Technology & Science

Renewable power will grow 50% in next 5 years, IEA says

Global renewable energy capacity is set to rise by 50 per cent in five years, driven by solar photovoltaic (PV) installations on homes, buildings and industry, according to the International Energy Agency (IEA).

Solar power will account for nearly 60% of growth, followed by onshore wind

The International Energy Agency predicts global renewable power capacity will grow 50 per cent in the next five years, with 60 per cent of the growth coming from solar and 25 per cent from onshore wind. (CBC News)

Global renewable energy capacity is set to rise by 50 per cent in five years, driven by solar photovoltaic (PV) installations on homes, buildings and industry, according to the International Energy Agency (IEA).

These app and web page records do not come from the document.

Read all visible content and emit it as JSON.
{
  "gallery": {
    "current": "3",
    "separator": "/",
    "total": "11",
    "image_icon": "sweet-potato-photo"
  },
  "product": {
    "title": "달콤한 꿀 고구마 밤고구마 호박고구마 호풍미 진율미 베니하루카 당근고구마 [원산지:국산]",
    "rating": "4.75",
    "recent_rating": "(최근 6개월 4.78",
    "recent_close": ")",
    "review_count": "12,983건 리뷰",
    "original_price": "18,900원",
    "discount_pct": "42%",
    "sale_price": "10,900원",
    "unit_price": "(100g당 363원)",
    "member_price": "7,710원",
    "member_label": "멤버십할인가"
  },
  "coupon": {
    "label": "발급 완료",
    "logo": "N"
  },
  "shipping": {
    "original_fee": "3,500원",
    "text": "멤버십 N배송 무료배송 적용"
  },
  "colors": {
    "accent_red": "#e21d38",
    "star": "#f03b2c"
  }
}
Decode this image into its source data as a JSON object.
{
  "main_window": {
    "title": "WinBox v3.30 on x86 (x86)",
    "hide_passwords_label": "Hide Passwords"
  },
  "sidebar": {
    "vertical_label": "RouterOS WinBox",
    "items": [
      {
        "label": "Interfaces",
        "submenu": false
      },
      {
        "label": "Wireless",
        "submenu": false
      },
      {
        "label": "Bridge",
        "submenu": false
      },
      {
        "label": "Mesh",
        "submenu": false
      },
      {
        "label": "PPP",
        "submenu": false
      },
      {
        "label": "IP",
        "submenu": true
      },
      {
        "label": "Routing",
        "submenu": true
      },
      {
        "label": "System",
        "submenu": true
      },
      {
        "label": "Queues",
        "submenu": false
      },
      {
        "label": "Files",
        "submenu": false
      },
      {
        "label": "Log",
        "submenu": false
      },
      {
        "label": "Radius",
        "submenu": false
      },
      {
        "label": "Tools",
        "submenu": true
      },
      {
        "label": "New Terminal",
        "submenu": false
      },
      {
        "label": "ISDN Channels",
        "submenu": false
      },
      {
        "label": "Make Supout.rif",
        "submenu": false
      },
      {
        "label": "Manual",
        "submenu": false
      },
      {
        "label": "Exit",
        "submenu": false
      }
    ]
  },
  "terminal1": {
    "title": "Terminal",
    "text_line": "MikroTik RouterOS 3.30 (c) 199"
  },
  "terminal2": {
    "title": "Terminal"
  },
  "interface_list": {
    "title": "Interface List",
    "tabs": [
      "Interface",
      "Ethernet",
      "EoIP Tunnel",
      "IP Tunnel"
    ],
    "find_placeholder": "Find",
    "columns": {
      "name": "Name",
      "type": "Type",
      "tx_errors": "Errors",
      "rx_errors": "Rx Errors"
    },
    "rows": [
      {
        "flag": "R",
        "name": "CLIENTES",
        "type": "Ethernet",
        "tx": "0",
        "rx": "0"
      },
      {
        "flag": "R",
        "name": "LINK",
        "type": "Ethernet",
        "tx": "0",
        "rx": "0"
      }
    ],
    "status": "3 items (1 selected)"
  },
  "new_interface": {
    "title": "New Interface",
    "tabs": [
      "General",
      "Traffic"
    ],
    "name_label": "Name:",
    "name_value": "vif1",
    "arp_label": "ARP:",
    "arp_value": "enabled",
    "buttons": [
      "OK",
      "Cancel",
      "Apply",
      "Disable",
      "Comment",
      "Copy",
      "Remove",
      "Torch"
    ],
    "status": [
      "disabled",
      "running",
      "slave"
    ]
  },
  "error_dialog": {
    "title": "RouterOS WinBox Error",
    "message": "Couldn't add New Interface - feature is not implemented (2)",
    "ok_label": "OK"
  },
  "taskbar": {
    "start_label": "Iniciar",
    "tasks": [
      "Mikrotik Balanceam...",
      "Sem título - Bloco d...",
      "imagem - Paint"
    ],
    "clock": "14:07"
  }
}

Total renewable-based power capacity will rise by 1.2 terawatts (TW) by 2024 from 2.5 TW last year, equivalent to the total installed current power capacity of the United States.

Solar PV will account for nearly 60 per cent of this growth and onshore wind 25 per cent, the IEA's annual report on global renewables showed.

The share of renewables in power generation is expected to rise to 30 per cent in 2024 from 26 per cent today.

Falling technology costs and more effective government policies have helped to drive the higher forecasts for renewable capacity deployment since last year's report, the IEA said.

"Renewables are already the world's second largest source of electricity, but their deployment still needs to accelerate if we are to achieve long-term climate, air quality and energy access goals," said Fatih Birol, the IEA's executive director.

"As costs continue to fall, we have a growing incentive to ramp up the deployment of solar PV," he added.

A vehicle drives past the solar panels near wind turbines at a wind and solar energy storage and transmission power station of State Grid Corporation of China, in Zhangjiakou of Hebei province, on March 18, 2016. The share of renewables in power generation is expected to rise to 30 per cent in 2024 from 26 per cent today. (Jason Lee/Reuters)

The cost of generating electricity from distributed solar PV (PV systems on homes, commercial buildings and industry) is already below retail electricity prices in most countries.

Solar PV generation costs are expected to decline a further 15 per cent to 35 per cent by 2024, making the technology more attractive for adoption, the IEA said.

However, policy and tariff reforms are needed to ensure solar PV growth is sustainable and avoid disruption to electricity markets and higher energy costs, the report said.